Could you write out the records below exactly as they appear, leaving out any pictures?

[Records shown Boundary: Start]

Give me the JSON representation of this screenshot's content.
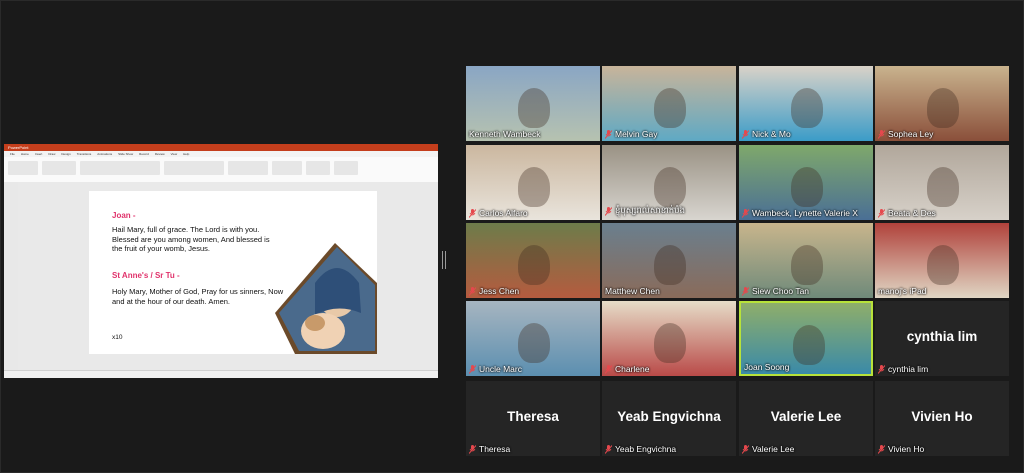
{
  "shared_screen": {
    "app_title": "PowerPoint",
    "ribbon_tabs": [
      "File",
      "Home",
      "Insert",
      "Draw",
      "Design",
      "Transitions",
      "Animations",
      "Slide Show",
      "Record",
      "Review",
      "View",
      "Help"
    ],
    "slide": {
      "heading1": "Joan -",
      "text1": "Hail Mary, full of grace. The Lord is with you. Blessed are you among women, And blessed is the fruit of your womb, Jesus.",
      "heading2": "St Anne's / Sr Tu -",
      "text2": "Holy Mary, Mother of God, Pray for us sinners, Now and at the hour of our death. Amen.",
      "count": "x10"
    }
  },
  "participants": [
    {
      "name": "Kenneth Wambeck",
      "muted": false,
      "video": true,
      "colors": [
        "#8aa6c4",
        "#b6c2b0"
      ]
    },
    {
      "name": "Melvin Gay",
      "muted": true,
      "video": true,
      "colors": [
        "#c8b49a",
        "#5fa9c4"
      ]
    },
    {
      "name": "Nick & Mo",
      "muted": true,
      "video": true,
      "colors": [
        "#d9d2c8",
        "#3b9cc8"
      ]
    },
    {
      "name": "Sophea Ley",
      "muted": true,
      "video": true,
      "colors": [
        "#c9b38e",
        "#8a4f3a"
      ]
    },
    {
      "name": "Carlos Alfaro",
      "muted": true,
      "video": true,
      "colors": [
        "#cbb79f",
        "#e9e4dc"
      ]
    },
    {
      "name": "ខ្ញុំបុស្សរាល់សាខាក់ប៉ង",
      "muted": true,
      "video": true,
      "colors": [
        "#9a9284",
        "#d8d5cf"
      ]
    },
    {
      "name": "Wambeck, Lynette Valerie X",
      "muted": true,
      "video": true,
      "colors": [
        "#7fa86b",
        "#4a6f95"
      ]
    },
    {
      "name": "Beata & Des",
      "muted": true,
      "video": true,
      "colors": [
        "#b1a79b",
        "#d7d1c9"
      ]
    },
    {
      "name": "Jess Chen",
      "muted": true,
      "video": true,
      "colors": [
        "#6d7c4a",
        "#b55b3f"
      ]
    },
    {
      "name": "Matthew Chen",
      "muted": false,
      "video": true,
      "colors": [
        "#6a7f8e",
        "#8a6b5a"
      ]
    },
    {
      "name": "Siew Choo Tan",
      "muted": true,
      "video": true,
      "colors": [
        "#c8b58c",
        "#6f8a7a"
      ]
    },
    {
      "name": "manoj's iPad",
      "muted": false,
      "video": true,
      "colors": [
        "#b0423b",
        "#e0d6c4"
      ]
    },
    {
      "name": "Uncle Marc",
      "muted": true,
      "video": true,
      "colors": [
        "#a7b5c0",
        "#5c8fb0"
      ]
    },
    {
      "name": "Charlene",
      "muted": true,
      "video": true,
      "colors": [
        "#e6ddc8",
        "#b94a48"
      ]
    },
    {
      "name": "Joan Soong",
      "muted": false,
      "video": true,
      "active_speaker": true,
      "colors": [
        "#8fae6a",
        "#3a8aa8"
      ]
    },
    {
      "name": "cynthia lim",
      "muted": true,
      "video": false
    },
    {
      "name": "Theresa",
      "muted": true,
      "video": false
    },
    {
      "name": "Yeab Engvichna",
      "muted": true,
      "video": false
    },
    {
      "name": "Valerie Lee",
      "muted": true,
      "video": false
    },
    {
      "name": "Vivien Ho",
      "muted": true,
      "video": false
    }
  ],
  "colors": {
    "active_speaker_border": "#b8e23a",
    "muted_mic": "#e5484d",
    "background": "#1a1a1a"
  }
}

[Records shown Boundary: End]

* **Result for this exercise**:
Give me the JSON representation of this screenshot's content.
{
  "shared_screen": {
    "app_title": "PowerPoint",
    "ribbon_tabs": [
      "File",
      "Home",
      "Insert",
      "Draw",
      "Design",
      "Transitions",
      "Animations",
      "Slide Show",
      "Record",
      "Review",
      "View",
      "Help"
    ],
    "slide": {
      "heading1": "Joan -",
      "text1": "Hail Mary, full of grace. The Lord is with you. Blessed are you among women, And blessed is the fruit of your womb, Jesus.",
      "heading2": "St Anne's / Sr Tu -",
      "text2": "Holy Mary, Mother of God, Pray for us sinners, Now and at the hour of our death. Amen.",
      "count": "x10"
    }
  },
  "participants": [
    {
      "name": "Kenneth Wambeck",
      "muted": false,
      "video": true,
      "colors": [
        "#8aa6c4",
        "#b6c2b0"
      ]
    },
    {
      "name": "Melvin Gay",
      "muted": true,
      "video": true,
      "colors": [
        "#c8b49a",
        "#5fa9c4"
      ]
    },
    {
      "name": "Nick & Mo",
      "muted": true,
      "video": true,
      "colors": [
        "#d9d2c8",
        "#3b9cc8"
      ]
    },
    {
      "name": "Sophea Ley",
      "muted": true,
      "video": true,
      "colors": [
        "#c9b38e",
        "#8a4f3a"
      ]
    },
    {
      "name": "Carlos Alfaro",
      "muted": true,
      "video": true,
      "colors": [
        "#cbb79f",
        "#e9e4dc"
      ]
    },
    {
      "name": "ខ្ញុំបុស្សរាល់សាខាក់ប៉ង",
      "muted": true,
      "video": true,
      "colors": [
        "#9a9284",
        "#d8d5cf"
      ]
    },
    {
      "name": "Wambeck, Lynette Valerie X",
      "muted": true,
      "video": true,
      "colors": [
        "#7fa86b",
        "#4a6f95"
      ]
    },
    {
      "name": "Beata & Des",
      "muted": true,
      "video": true,
      "colors": [
        "#b1a79b",
        "#d7d1c9"
      ]
    },
    {
      "name": "Jess Chen",
      "muted": true,
      "video": true,
      "colors": [
        "#6d7c4a",
        "#b55b3f"
      ]
    },
    {
      "name": "Matthew Chen",
      "muted": false,
      "video": true,
      "colors": [
        "#6a7f8e",
        "#8a6b5a"
      ]
    },
    {
      "name": "Siew Choo Tan",
      "muted": true,
      "video": true,
      "colors": [
        "#c8b58c",
        "#6f8a7a"
      ]
    },
    {
      "name": "manoj's iPad",
      "muted": false,
      "video": true,
      "colors": [
        "#b0423b",
        "#e0d6c4"
      ]
    },
    {
      "name": "Uncle Marc",
      "muted": true,
      "video": true,
      "colors": [
        "#a7b5c0",
        "#5c8fb0"
      ]
    },
    {
      "name": "Charlene",
      "muted": true,
      "video": true,
      "colors": [
        "#e6ddc8",
        "#b94a48"
      ]
    },
    {
      "name": "Joan Soong",
      "muted": false,
      "video": true,
      "active_speaker": true,
      "colors": [
        "#8fae6a",
        "#3a8aa8"
      ]
    },
    {
      "name": "cynthia lim",
      "muted": true,
      "video": false
    },
    {
      "name": "Theresa",
      "muted": true,
      "video": false
    },
    {
      "name": "Yeab Engvichna",
      "muted": true,
      "video": false
    },
    {
      "name": "Valerie Lee",
      "muted": true,
      "video": false
    },
    {
      "name": "Vivien Ho",
      "muted": true,
      "video": false
    }
  ],
  "colors": {
    "active_speaker_border": "#b8e23a",
    "muted_mic": "#e5484d",
    "background": "#1a1a1a"
  }
}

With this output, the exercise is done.